→ **Task to carry out**:
What is the number of lines in these records that hold the word "icon"? Reply with that number alone.

→ **Data shown**:
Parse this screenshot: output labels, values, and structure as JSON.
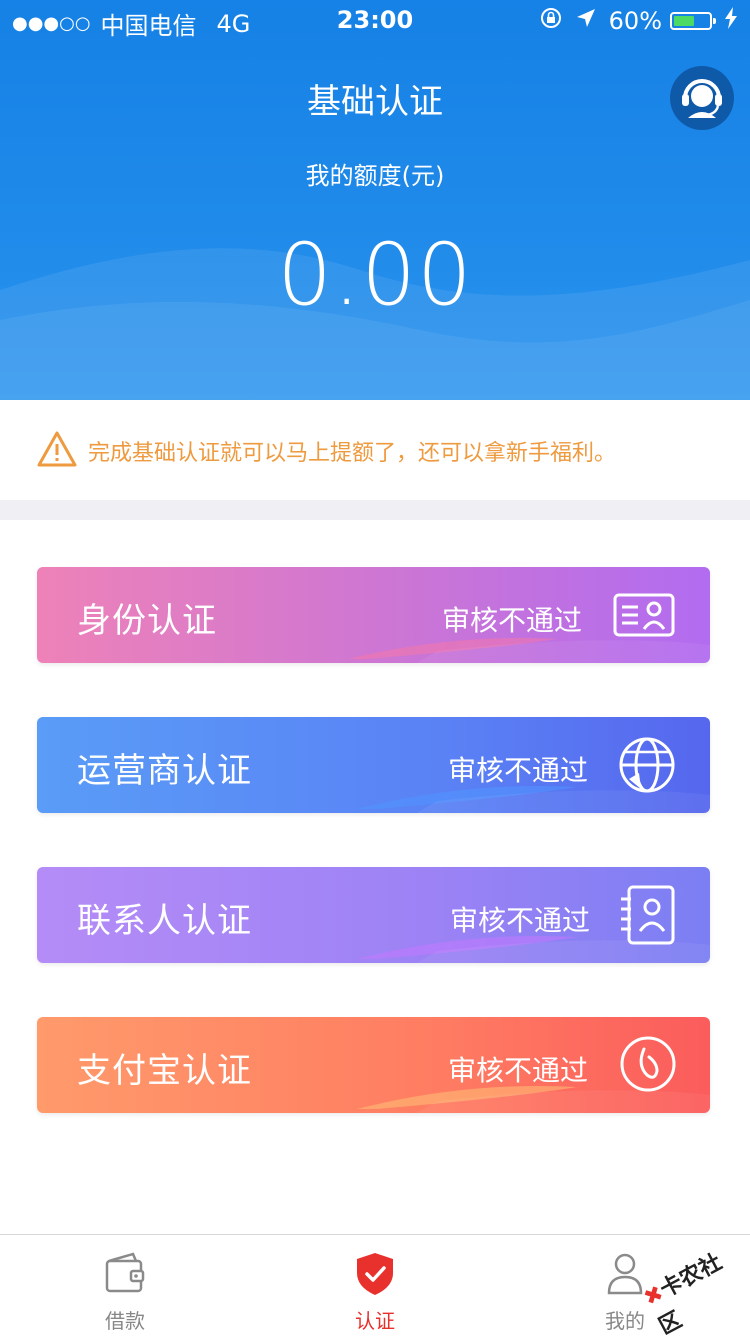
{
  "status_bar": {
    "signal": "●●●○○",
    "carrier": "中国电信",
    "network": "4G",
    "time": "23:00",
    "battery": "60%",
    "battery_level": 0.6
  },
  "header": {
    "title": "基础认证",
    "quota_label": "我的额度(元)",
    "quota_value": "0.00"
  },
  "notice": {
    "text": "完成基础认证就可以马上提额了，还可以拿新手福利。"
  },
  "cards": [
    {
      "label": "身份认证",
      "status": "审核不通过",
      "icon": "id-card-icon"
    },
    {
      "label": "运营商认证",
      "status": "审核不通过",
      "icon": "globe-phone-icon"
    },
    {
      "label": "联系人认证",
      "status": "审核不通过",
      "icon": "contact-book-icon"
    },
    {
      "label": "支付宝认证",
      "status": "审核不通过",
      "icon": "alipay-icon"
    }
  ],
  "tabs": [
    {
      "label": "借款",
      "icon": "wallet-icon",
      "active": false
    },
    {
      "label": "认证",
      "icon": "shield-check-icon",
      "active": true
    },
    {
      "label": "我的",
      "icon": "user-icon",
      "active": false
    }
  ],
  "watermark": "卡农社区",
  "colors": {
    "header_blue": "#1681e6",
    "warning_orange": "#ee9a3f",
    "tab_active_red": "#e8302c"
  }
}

→ **Solved exercise**:
7